I am up north for a weekend in Manchester, England, which, for the past twelve months or so, has been some kind of ersatz New York City, a Manhattan in miniature. Not that the three-and-a-half hour journey from here in Mid-Wales is exactly a subway ride downtown. Before spending an evening among strangers, I am going to listen now to another familiar voice as I continue my tribute to female performers in radio drama. It’s a feature coinciding with the first broadcastellan quiz, which you are herewith encouraged to take. Now, the wireless woman I am commemorating today knew all about quizzes—and smart answers. For about a decade she was America’s schoolteacher: Eve Arden, the mistress of the well-timed one-liners.

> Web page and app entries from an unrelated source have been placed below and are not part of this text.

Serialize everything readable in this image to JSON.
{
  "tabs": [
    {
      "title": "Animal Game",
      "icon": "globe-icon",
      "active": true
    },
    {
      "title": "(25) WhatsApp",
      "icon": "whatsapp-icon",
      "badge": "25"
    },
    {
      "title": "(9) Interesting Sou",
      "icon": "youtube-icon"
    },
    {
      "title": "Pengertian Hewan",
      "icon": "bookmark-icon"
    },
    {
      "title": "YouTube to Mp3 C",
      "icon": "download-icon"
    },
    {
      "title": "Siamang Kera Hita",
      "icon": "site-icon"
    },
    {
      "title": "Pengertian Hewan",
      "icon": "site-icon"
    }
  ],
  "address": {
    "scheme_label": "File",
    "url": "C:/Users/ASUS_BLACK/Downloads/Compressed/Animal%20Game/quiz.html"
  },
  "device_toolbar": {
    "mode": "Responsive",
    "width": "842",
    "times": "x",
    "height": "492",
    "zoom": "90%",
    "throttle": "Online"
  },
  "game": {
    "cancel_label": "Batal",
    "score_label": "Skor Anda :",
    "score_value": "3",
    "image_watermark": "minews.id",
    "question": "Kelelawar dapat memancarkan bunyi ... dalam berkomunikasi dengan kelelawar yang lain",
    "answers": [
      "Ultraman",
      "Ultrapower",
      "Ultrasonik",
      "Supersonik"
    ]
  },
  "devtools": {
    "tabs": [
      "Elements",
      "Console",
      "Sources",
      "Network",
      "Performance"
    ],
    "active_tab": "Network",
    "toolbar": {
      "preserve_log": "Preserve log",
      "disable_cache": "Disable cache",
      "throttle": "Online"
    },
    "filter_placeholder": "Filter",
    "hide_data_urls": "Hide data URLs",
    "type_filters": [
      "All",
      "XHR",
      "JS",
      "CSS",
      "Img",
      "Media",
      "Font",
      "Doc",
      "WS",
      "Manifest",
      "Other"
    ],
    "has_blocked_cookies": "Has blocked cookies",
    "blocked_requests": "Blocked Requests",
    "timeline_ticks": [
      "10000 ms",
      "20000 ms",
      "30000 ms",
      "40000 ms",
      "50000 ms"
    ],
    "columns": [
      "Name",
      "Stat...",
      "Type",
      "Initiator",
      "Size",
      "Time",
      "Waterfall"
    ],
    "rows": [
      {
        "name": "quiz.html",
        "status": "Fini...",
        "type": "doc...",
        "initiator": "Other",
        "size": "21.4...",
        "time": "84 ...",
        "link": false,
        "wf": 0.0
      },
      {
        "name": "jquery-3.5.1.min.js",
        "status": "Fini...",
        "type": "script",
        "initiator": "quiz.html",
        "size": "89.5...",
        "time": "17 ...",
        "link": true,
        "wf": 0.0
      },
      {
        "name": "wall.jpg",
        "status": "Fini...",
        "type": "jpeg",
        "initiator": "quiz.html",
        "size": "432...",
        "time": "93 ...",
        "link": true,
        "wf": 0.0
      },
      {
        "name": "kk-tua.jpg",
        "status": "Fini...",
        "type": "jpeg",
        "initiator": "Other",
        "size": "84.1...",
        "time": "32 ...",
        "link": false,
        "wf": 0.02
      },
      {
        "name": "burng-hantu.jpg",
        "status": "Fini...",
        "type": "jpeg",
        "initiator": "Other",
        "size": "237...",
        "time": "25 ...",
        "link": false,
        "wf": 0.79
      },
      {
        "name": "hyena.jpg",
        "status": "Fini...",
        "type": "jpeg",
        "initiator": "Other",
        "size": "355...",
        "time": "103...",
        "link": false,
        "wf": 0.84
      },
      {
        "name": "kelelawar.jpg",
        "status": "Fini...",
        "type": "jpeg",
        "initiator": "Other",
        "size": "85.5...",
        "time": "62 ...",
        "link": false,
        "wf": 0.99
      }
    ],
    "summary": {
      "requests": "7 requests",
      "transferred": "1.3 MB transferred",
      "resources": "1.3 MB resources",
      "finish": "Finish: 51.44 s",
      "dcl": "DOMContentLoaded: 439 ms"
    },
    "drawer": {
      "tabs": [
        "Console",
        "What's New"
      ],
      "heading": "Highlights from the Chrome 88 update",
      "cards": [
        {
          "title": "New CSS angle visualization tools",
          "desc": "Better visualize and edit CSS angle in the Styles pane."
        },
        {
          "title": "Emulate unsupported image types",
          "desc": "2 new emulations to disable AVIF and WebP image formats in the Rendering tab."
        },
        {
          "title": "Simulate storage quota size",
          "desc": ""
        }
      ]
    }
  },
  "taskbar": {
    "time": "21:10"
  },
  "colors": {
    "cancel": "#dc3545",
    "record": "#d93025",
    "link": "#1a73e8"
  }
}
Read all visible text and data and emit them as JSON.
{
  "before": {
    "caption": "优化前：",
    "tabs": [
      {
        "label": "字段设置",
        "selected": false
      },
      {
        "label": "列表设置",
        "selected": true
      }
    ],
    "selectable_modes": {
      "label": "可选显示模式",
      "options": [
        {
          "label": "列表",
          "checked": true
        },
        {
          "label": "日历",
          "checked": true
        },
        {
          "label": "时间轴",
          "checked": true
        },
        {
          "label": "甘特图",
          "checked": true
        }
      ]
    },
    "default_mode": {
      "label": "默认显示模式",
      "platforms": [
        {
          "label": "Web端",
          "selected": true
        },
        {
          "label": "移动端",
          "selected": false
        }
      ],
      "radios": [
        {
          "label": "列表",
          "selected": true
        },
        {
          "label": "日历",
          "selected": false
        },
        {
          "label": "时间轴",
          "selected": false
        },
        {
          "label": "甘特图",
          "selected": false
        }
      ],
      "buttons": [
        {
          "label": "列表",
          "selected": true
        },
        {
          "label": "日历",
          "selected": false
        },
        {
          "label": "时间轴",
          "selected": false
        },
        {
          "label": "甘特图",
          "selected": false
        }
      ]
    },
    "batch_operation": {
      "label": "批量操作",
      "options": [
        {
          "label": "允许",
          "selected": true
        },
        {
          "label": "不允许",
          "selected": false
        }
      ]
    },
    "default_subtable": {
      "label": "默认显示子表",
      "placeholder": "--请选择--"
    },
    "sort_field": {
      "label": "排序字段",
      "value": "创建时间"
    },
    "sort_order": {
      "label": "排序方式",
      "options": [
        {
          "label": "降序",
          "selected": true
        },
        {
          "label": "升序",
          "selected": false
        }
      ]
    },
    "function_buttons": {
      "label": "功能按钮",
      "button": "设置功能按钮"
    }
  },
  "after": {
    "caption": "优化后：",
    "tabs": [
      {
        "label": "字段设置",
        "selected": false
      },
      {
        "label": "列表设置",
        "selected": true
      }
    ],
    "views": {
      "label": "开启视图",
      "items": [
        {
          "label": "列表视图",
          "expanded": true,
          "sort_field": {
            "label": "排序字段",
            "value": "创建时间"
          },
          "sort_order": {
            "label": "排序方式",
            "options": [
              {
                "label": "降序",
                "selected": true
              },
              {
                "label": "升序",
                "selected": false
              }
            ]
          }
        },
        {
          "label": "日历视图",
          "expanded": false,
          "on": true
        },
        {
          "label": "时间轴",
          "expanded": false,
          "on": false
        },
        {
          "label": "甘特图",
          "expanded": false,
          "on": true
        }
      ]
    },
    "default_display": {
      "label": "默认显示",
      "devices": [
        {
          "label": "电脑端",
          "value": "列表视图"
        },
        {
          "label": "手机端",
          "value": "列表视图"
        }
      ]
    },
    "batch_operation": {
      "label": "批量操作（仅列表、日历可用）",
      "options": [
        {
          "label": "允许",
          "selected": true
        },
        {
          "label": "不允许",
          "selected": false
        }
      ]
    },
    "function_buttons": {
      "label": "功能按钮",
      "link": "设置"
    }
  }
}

Before hitting it big in radio and finding the role with which she became so closely identified thereafter, Arden had been a supporting player in a great many Hollywood films. Nominated for an Academy Award (a small but memorable part in Mildred Pierce), she invested even the sparsest and weakest of lines with caustic wit. On Our Miss Brooks (previously discussed here), Arden got ample opportunities to demonstrate her infallible comedy timing.
With Our Miss Brooks, the situation comedy reached maturity, a sophistication only excelled by the smart, sentimental, and at times socially profound Halls of Ivy. Replacing the rather tired and generic he said/she said routines of vaudeville, the sitcom placed a small group of regular and roughly outlined characters (or caricatures) in more or less outrageous scenes designed to test their clearly defined strengths and weaknesses. Now, Connie Brooks had one prominent weakness: Mr. Boynton, the clueless biology teacher.
Much of the humor in Our Miss Brooks derived from the central character’s attempt to balance her responsibilities as an educator with her not so secret passion and her desire to escape the academic hierarchy, to be as giddy and goofy as a teenager. Mingling with her charge rather than ruling over it, Miss Brooks formed a close bond with one of the students at Madison High, the similarly lovelorn Walter Denton.
However ardent a teacher, Miss Brooks was also Eve; and the apple of her eye was always tantalisingly close. According to sitcom logic, however, she never got very far in her pursuit of Boynton, which, much to our amusement, was destined to go pear-shaped.
Perhaps, Arden identified so closely with her role that she was drawn to a man whose first name matched her on-air persona: fellow actor Brooks West. No need to put Eve on the psychiatrists couch, though. I’m just happy to sit in the back of her class, and listen.